A lottery is a gambling game in which players pay a small amount for a chance to win a prize. The prize can be cash or goods.
Lotteries are generally held by state or local governments. They are commonly a source of funding for good causes. For example, lottery money is used to fund schools, veterans, and park services.
Before the 18th century, lotteries were a common form of entertainment in the Netherlands. They were also used to raise funds for public projects in the colonial American states. Some colonists used lottery money to build fortifications, roads, canals, libraries, and colleges.
In the United States, the first modern government-run lottery was in Puerto Rico. Other states have started their own lottery operations in recent years. Many people enjoy playing them because it gives them the chance to make some money while still having fun.
In France, however, lotteries were banned for two centuries. During this time, fraudsters tricked unsuspecting people into putting up a small amount of money as collateral. This allowed them to claim the prize, which was usually fancy dinnerware or some other unequal value.
Lotteries were popular in some parts of Europe, but in the 17th century, Christians were generally skeptical about them. Many people believed that they were a disguised form of tax.

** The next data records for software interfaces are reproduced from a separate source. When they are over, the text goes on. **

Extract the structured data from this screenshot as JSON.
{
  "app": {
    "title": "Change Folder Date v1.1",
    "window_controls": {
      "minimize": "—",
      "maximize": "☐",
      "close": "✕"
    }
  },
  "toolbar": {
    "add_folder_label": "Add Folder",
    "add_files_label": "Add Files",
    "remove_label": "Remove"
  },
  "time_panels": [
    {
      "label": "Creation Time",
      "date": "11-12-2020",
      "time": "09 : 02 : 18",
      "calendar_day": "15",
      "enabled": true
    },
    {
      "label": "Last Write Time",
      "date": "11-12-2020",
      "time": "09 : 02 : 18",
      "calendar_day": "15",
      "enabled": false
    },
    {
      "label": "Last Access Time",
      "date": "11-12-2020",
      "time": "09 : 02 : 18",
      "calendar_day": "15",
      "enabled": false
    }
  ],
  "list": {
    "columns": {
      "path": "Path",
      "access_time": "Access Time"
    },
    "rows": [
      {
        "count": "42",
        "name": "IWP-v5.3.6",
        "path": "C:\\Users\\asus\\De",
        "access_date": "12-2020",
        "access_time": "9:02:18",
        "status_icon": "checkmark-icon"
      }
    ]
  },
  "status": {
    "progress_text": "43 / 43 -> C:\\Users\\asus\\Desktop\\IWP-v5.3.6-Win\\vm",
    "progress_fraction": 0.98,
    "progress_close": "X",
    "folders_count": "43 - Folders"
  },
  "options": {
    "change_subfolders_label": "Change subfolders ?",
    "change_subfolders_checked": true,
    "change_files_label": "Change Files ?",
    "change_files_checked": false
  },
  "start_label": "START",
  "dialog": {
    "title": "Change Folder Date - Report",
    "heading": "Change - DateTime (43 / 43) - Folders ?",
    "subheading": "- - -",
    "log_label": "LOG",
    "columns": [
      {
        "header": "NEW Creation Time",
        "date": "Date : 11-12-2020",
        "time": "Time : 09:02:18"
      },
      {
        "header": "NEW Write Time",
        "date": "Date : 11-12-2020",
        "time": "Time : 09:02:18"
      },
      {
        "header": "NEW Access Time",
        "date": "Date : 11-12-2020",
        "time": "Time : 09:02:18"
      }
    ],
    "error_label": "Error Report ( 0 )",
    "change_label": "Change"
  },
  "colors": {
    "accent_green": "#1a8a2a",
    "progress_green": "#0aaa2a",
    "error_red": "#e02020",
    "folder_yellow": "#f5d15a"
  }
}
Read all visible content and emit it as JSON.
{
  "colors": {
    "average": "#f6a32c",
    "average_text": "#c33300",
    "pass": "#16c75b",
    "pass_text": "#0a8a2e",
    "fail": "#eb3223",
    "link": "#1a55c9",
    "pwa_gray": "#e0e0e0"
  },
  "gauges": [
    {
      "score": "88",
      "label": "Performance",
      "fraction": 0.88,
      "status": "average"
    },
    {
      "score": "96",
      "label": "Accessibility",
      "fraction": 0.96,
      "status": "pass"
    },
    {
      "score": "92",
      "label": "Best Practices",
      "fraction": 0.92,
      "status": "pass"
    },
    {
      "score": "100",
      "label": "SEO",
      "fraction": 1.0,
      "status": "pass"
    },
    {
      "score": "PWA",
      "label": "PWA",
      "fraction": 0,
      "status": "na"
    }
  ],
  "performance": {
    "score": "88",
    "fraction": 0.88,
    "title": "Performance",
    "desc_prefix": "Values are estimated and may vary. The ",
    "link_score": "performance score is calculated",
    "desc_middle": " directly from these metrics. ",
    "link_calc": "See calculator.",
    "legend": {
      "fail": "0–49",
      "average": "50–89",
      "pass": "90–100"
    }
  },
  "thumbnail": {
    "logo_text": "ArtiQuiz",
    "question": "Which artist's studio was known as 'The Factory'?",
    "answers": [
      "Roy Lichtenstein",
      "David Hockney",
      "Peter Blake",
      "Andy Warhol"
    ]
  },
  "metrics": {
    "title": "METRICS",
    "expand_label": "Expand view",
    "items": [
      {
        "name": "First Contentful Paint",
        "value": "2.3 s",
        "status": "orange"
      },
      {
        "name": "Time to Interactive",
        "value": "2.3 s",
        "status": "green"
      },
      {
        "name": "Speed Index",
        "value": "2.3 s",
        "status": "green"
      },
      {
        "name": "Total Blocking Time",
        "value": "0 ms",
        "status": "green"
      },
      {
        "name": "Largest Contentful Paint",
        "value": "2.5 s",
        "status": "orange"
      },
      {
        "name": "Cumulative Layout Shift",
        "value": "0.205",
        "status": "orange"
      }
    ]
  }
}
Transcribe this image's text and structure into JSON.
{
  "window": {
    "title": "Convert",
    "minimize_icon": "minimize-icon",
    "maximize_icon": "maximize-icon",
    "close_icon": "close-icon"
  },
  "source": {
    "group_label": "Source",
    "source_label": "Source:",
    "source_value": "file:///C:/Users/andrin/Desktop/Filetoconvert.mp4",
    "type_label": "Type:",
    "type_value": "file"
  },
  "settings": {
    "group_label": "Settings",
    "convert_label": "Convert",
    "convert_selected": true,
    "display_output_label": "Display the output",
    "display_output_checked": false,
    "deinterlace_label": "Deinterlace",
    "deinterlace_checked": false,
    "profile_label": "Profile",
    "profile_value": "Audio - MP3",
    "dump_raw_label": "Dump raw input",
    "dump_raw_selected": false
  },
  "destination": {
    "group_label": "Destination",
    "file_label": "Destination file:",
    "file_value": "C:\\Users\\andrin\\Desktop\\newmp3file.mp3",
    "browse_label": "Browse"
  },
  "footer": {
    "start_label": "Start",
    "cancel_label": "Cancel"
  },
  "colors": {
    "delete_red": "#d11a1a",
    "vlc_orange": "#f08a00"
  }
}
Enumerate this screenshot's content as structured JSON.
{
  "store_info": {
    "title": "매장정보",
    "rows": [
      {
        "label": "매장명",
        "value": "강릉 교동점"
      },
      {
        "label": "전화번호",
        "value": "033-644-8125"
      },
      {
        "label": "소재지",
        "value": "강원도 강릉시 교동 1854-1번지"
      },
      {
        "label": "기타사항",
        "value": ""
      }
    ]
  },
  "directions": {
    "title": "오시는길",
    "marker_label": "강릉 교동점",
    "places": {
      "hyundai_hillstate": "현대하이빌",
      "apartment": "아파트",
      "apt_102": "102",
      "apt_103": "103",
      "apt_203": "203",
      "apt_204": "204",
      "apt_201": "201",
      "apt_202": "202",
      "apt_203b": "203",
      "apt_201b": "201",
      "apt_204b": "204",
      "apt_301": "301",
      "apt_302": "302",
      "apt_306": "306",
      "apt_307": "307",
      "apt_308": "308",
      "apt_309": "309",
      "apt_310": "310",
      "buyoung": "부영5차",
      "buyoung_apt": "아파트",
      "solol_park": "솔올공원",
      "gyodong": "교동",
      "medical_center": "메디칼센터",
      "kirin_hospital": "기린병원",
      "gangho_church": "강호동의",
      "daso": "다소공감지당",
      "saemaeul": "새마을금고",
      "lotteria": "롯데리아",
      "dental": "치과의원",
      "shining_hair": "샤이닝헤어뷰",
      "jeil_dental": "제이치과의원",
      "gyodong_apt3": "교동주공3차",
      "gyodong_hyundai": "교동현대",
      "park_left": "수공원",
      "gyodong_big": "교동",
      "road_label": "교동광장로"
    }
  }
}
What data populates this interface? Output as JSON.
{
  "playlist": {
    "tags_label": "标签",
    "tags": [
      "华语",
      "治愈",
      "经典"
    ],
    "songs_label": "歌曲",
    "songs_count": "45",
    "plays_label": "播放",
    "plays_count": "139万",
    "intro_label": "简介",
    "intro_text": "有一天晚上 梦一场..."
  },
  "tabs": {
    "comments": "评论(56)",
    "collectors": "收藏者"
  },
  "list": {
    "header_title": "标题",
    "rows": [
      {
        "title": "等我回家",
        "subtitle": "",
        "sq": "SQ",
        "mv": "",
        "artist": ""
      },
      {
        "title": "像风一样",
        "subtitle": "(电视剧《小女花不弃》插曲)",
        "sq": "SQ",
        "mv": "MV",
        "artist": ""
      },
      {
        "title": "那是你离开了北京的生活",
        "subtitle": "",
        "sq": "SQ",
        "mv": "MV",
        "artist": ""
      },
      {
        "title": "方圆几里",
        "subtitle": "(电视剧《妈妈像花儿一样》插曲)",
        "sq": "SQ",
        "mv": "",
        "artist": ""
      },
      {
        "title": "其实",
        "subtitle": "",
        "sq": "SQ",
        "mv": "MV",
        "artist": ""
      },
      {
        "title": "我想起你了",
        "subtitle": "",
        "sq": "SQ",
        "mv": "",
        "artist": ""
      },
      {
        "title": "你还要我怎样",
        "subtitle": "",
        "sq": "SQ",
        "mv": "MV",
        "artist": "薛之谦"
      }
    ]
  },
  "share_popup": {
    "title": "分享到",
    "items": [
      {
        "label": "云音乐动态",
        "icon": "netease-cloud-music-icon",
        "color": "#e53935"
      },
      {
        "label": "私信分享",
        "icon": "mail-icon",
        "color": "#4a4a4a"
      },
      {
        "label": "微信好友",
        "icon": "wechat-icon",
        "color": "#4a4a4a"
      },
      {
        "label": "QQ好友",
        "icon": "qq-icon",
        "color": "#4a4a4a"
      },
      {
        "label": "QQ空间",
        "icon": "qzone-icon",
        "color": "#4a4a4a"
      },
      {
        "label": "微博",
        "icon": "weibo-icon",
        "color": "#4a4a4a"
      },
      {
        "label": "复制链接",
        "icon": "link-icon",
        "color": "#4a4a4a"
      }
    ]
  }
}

There are a number of factors that affect the odds of winning a lottery. In some cases, the number of tickets sold is the most important factor.